Malta offers an extremely competitive tax regime, based on a full imputation system, in which tax on profits paid by the company distributing dividends is made available to the shareholder as a tax credit, to avoid double taxation on the same income (for the company and subsequently for the shareholder).
As the 35% tax rate applied to the company is equal to the maximum tax rate on individuals, paying out dividends does not lead to further taxation for shareholders.
The full imputation system and the tax refund system provide very efficient tax-planning opportunities.

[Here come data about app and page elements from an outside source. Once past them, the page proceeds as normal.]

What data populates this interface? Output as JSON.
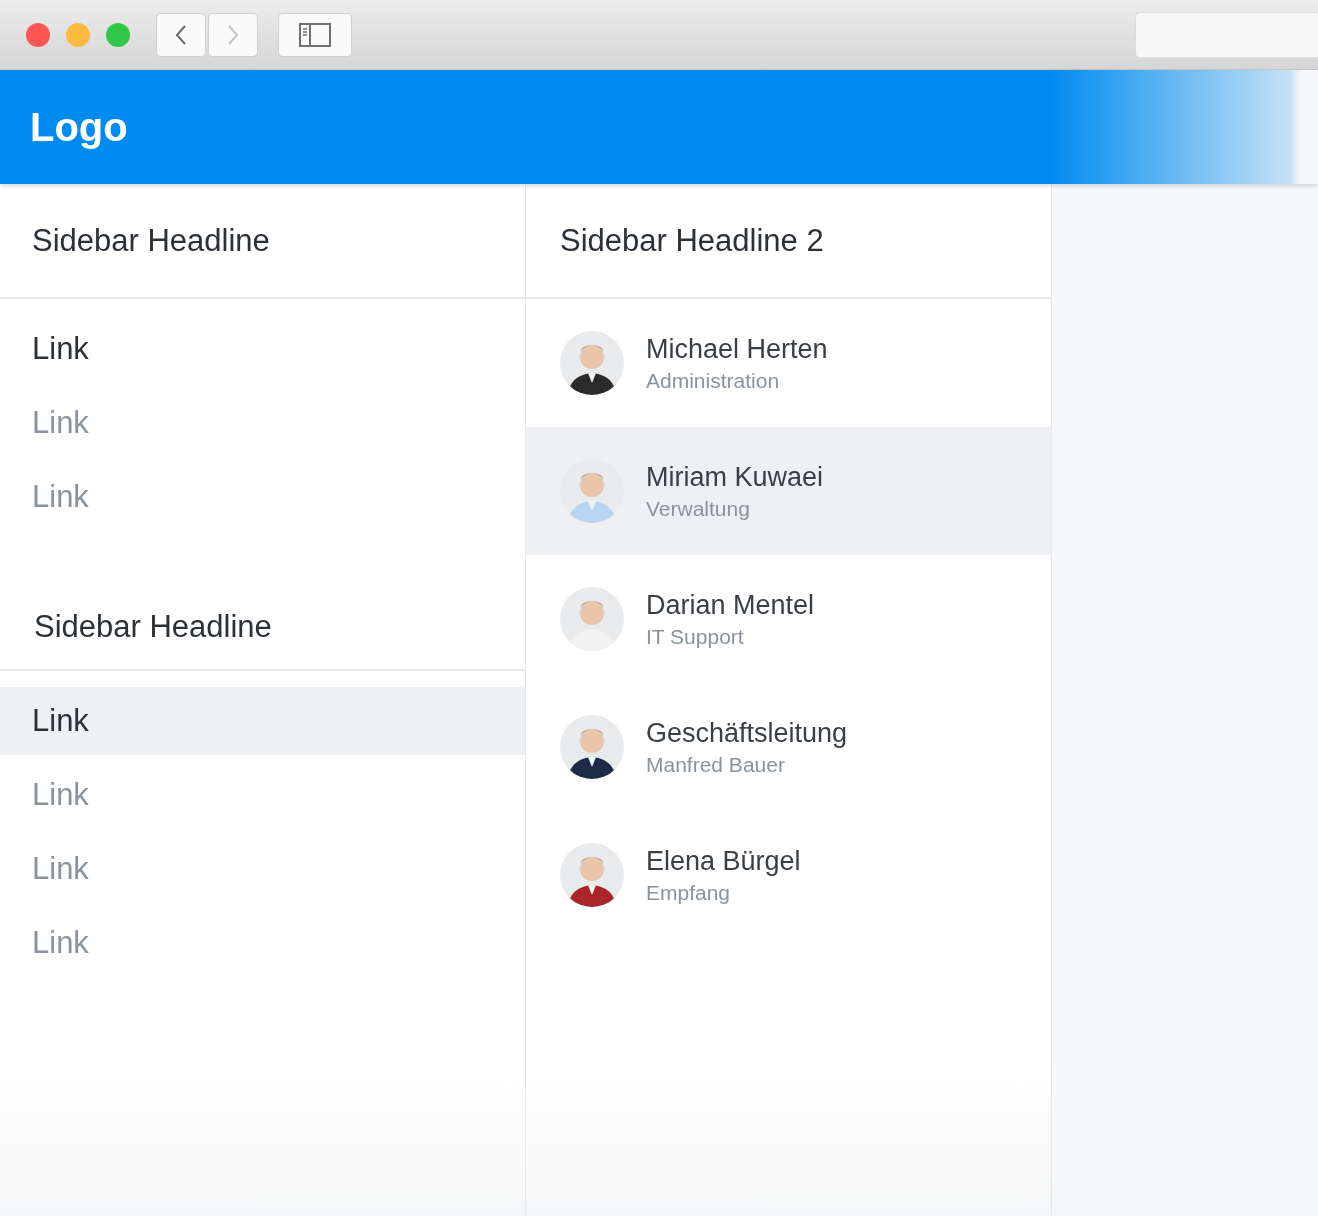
{
  "toolbar": {
    "back_enabled": true,
    "forward_enabled": false
  },
  "header": {
    "logo": "Logo"
  },
  "sidebar": {
    "groups": [
      {
        "headline": "Sidebar Headline",
        "links": [
          {
            "label": "Link",
            "active": true,
            "highlighted": false
          },
          {
            "label": "Link",
            "active": false,
            "highlighted": false
          },
          {
            "label": "Link",
            "active": false,
            "highlighted": false
          }
        ]
      },
      {
        "headline": "Sidebar Headline",
        "links": [
          {
            "label": "Link",
            "active": true,
            "highlighted": true
          },
          {
            "label": "Link",
            "active": false,
            "highlighted": false
          },
          {
            "label": "Link",
            "active": false,
            "highlighted": false
          },
          {
            "label": "Link",
            "active": false,
            "highlighted": false
          }
        ]
      }
    ]
  },
  "people_panel": {
    "headline": "Sidebar Headline 2",
    "people": [
      {
        "title": "Michael Herten",
        "subtitle": "Administration",
        "selected": false
      },
      {
        "title": "Miriam Kuwaei",
        "subtitle": "Verwaltung",
        "selected": true
      },
      {
        "title": "Darian Mentel",
        "subtitle": "IT Support",
        "selected": false
      },
      {
        "title": "Geschäftsleitung",
        "subtitle": "Manfred Bauer",
        "selected": false
      },
      {
        "title": "Elena Bürgel",
        "subtitle": "Empfang",
        "selected": false
      }
    ]
  }
}
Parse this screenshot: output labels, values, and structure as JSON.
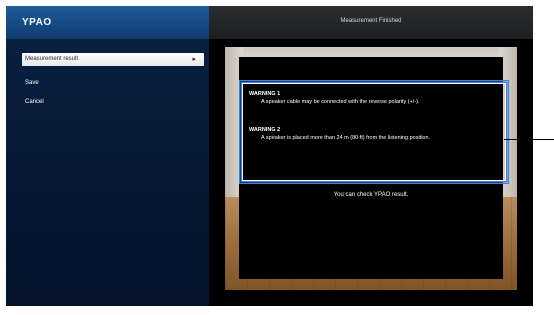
{
  "app_title": "YPAO",
  "menu": {
    "items": [
      {
        "label": "Measurement result",
        "value": "▸",
        "selected": true
      },
      {
        "label": "Save",
        "value": "",
        "selected": false
      },
      {
        "label": "Cancel",
        "value": "",
        "selected": false
      }
    ]
  },
  "result_panel": {
    "title": "Measurement Finished",
    "warnings": [
      {
        "heading": "WARNING 1",
        "message": "A speaker cable may be connected with the reverse polarity (+/-)."
      },
      {
        "heading": "WARNING 2",
        "message": "A speaker is placed more than 24 m (80 ft) from the listening position."
      }
    ],
    "footer": "You can check YPAO result."
  },
  "colors": {
    "header_blue": "#1f5a9a",
    "highlight_border": "#3f7fd9",
    "selected_bg": "#ffffff"
  }
}
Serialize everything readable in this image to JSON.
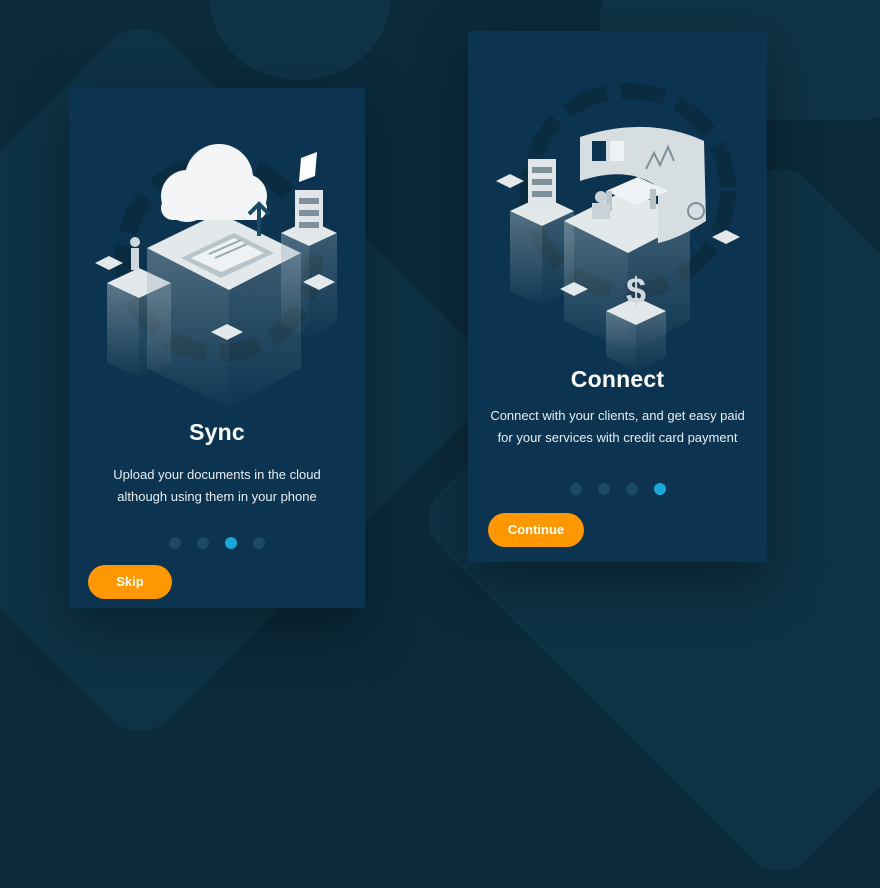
{
  "screens": [
    {
      "title": "Sync",
      "description_lines": [
        "Upload your documents in the cloud",
        "although using them in your phone"
      ],
      "active_dot": 3,
      "dot_count": 4,
      "button_label": "Skip",
      "illustration_icon": "cloud-sync-illustration-icon"
    },
    {
      "title": "Connect",
      "description_lines": [
        "Connect with your clients, and get easy paid",
        "for your services with credit card payment"
      ],
      "active_dot": 4,
      "dot_count": 4,
      "button_label": "Continue",
      "illustration_icon": "office-connect-illustration-icon"
    }
  ],
  "colors": {
    "background": "#0b2a3a",
    "card": "#0c3450",
    "accent": "#ff9800",
    "dot_active": "#1aa8d8",
    "dot_inactive": "#1c4a64"
  }
}
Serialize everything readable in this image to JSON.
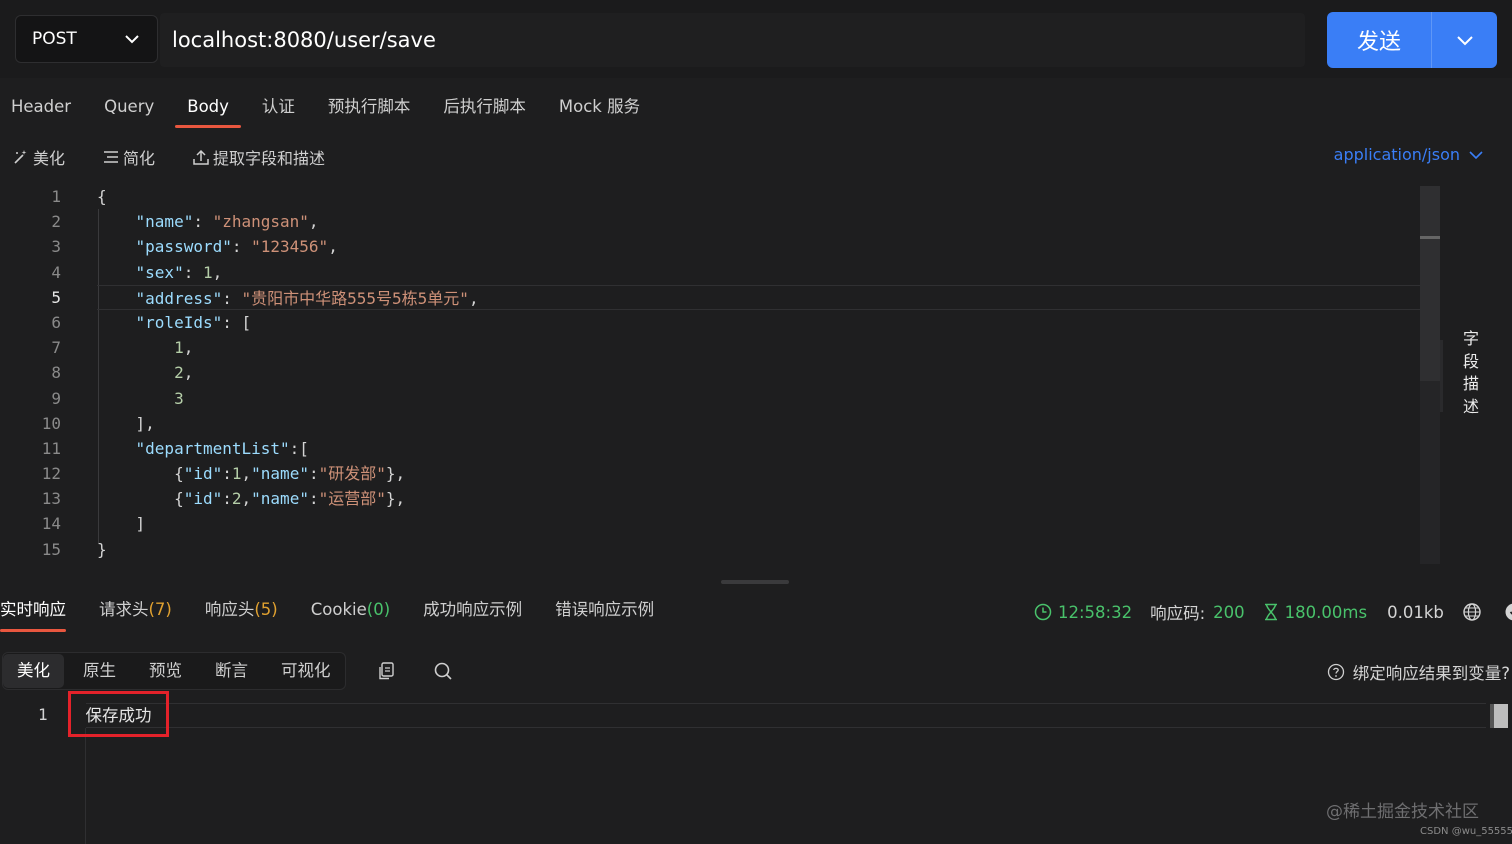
{
  "request": {
    "method": "POST",
    "url": "localhost:8080/user/save",
    "send_label": "发送"
  },
  "tabs": [
    {
      "label": "Header"
    },
    {
      "label": "Query"
    },
    {
      "label": "Body"
    },
    {
      "label": "认证"
    },
    {
      "label": "预执行脚本"
    },
    {
      "label": "后执行脚本"
    },
    {
      "label": "Mock 服务"
    }
  ],
  "body_toolbar": {
    "beautify": "美化",
    "simplify": "简化",
    "extract": "提取字段和描述",
    "content_type": "application/json"
  },
  "editor": {
    "line_numbers": [
      "1",
      "2",
      "3",
      "4",
      "5",
      "6",
      "7",
      "8",
      "9",
      "10",
      "11",
      "12",
      "13",
      "14",
      "15"
    ],
    "current_line": "5"
  },
  "side_label": "字段描述",
  "response_tabs": {
    "realtime": "实时响应",
    "req_headers": "请求头",
    "req_headers_count": "(7)",
    "resp_headers": "响应头",
    "resp_headers_count": "(5)",
    "cookie": "Cookie",
    "cookie_count": "(0)",
    "success_example": "成功响应示例",
    "error_example": "错误响应示例"
  },
  "response_info": {
    "time": "12:58:32",
    "code_label": "响应码:",
    "code": "200",
    "duration": "180.00ms",
    "size": "0.01kb"
  },
  "response_view": {
    "beautify": "美化",
    "raw": "原生",
    "preview": "预览",
    "assert": "断言",
    "visualize": "可视化",
    "bind_label": "绑定响应结果到变量?"
  },
  "response_body": {
    "line": "1",
    "text": "保存成功"
  },
  "watermark": "@稀土掘金技术社区",
  "watermark_small": "CSDN @wu_55555",
  "colors": {
    "accent_blue": "#3a7ef6",
    "active_tab": "#e9573f",
    "success_green": "#49c26b",
    "count_orange": "#e0a130",
    "highlight_red": "#e4222a"
  }
}
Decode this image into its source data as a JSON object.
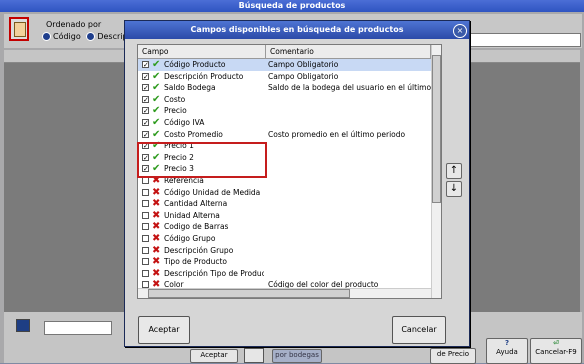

In fact, a shareholder receiving profit dividends, allocated to the Malta Tax Account (MTA) and Foreign Income Account (FIA) , can request a tax refund on those profits paid by the company in Malta. The amount of the refund depends on the nature of the distributed profits and if these have benefited, or not, of any double taxation relief mechanisms.
In most cases, the tax refund to the shareholder is 6/7 of the tax paid by the company on profits distributed as dividends. The tax refund rate may be different in the following cases:
Refunds are guaranteed by Law and are paid without delay by the Tax Authority within a short deadline, as of the date on which the refund is formally requested.
For the purposes of Maltese law, dividends include any profits distributed by the company to its shareholders and any amount credited to them as partners, including capital increases by incorporation of earnings and distributions to shareholders following the dissolution of the company, as long as distribution reflects earnings. Therefore, dividends do not actually have to be paid, i.e. the profits can be capitalised or merely credited to the shareholder.
Tax refund calculation
The tax refund is calculated using the tax paid by the company on profits included in the dividends to be distributed, before deducting the credit from the application of double taxation relief mechanisms (except for Flat Rate Foreign Tax Credit (FRFTC)).